## Instructions for the task
All of the data is to be printed again exactly as it appears.

[Opening Stored data section]

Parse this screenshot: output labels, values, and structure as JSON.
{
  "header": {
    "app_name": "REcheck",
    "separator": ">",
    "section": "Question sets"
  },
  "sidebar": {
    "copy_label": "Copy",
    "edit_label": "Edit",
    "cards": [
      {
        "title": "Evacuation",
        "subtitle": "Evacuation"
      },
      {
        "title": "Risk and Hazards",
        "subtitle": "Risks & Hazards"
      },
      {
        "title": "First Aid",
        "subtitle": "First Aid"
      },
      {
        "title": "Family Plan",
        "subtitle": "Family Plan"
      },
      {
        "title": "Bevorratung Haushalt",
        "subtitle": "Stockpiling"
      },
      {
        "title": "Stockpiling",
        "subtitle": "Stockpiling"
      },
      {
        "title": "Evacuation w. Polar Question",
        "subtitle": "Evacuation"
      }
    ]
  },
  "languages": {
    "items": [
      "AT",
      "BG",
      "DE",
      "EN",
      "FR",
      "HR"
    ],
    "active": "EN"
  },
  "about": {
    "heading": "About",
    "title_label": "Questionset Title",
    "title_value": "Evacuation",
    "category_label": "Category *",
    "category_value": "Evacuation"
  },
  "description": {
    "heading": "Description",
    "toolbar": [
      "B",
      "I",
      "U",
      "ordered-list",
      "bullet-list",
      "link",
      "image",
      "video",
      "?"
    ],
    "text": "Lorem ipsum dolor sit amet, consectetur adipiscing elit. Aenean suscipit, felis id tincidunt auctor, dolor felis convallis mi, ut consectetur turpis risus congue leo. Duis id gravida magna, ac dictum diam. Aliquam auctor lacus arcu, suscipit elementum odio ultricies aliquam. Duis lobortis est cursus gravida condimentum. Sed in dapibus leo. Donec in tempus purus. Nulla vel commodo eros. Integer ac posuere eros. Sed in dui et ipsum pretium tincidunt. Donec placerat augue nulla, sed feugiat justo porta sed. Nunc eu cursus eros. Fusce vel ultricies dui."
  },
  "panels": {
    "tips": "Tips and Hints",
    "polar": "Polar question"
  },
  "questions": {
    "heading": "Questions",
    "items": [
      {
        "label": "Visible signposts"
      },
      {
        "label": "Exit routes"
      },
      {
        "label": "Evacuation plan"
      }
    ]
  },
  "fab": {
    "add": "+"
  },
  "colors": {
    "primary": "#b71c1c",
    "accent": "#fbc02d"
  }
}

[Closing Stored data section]

## Written reply
Parse this screenshot: output labels, values, and structure as JSON.
{
  "header": {
    "app_name": "REcheck",
    "separator": ">",
    "section": "Question sets"
  },
  "sidebar": {
    "copy_label": "Copy",
    "edit_label": "Edit",
    "cards": [
      {
        "title": "Evacuation",
        "subtitle": "Evacuation"
      },
      {
        "title": "Risk and Hazards",
        "subtitle": "Risks & Hazards"
      },
      {
        "title": "First Aid",
        "subtitle": "First Aid"
      },
      {
        "title": "Family Plan",
        "subtitle": "Family Plan"
      },
      {
        "title": "Bevorratung Haushalt",
        "subtitle": "Stockpiling"
      },
      {
        "title": "Stockpiling",
        "subtitle": "Stockpiling"
      },
      {
        "title": "Evacuation w. Polar Question",
        "subtitle": "Evacuation"
      }
    ]
  },
  "languages": {
    "items": [
      "AT",
      "BG",
      "DE",
      "EN",
      "FR",
      "HR"
    ],
    "active": "EN"
  },
  "about": {
    "heading": "About",
    "title_label": "Questionset Title",
    "title_value": "Evacuation",
    "category_label": "Category *",
    "category_value": "Evacuation"
  },
  "description": {
    "heading": "Description",
    "toolbar": [
      "B",
      "I",
      "U",
      "ordered-list",
      "bullet-list",
      "link",
      "image",
      "video",
      "?"
    ],
    "text": "Lorem ipsum dolor sit amet, consectetur adipiscing elit. Aenean suscipit, felis id tincidunt auctor, dolor felis convallis mi, ut consectetur turpis risus congue leo. Duis id gravida magna, ac dictum diam. Aliquam auctor lacus arcu, suscipit elementum odio ultricies aliquam. Duis lobortis est cursus gravida condimentum. Sed in dapibus leo. Donec in tempus purus. Nulla vel commodo eros. Integer ac posuere eros. Sed in dui et ipsum pretium tincidunt. Donec placerat augue nulla, sed feugiat justo porta sed. Nunc eu cursus eros. Fusce vel ultricies dui."
  },
  "panels": {
    "tips": "Tips and Hints",
    "polar": "Polar question"
  },
  "questions": {
    "heading": "Questions",
    "items": [
      {
        "label": "Visible signposts"
      },
      {
        "label": "Exit routes"
      },
      {
        "label": "Evacuation plan"
      }
    ]
  },
  "fab": {
    "add": "+"
  },
  "colors": {
    "primary": "#b71c1c",
    "accent": "#fbc02d"
  }
}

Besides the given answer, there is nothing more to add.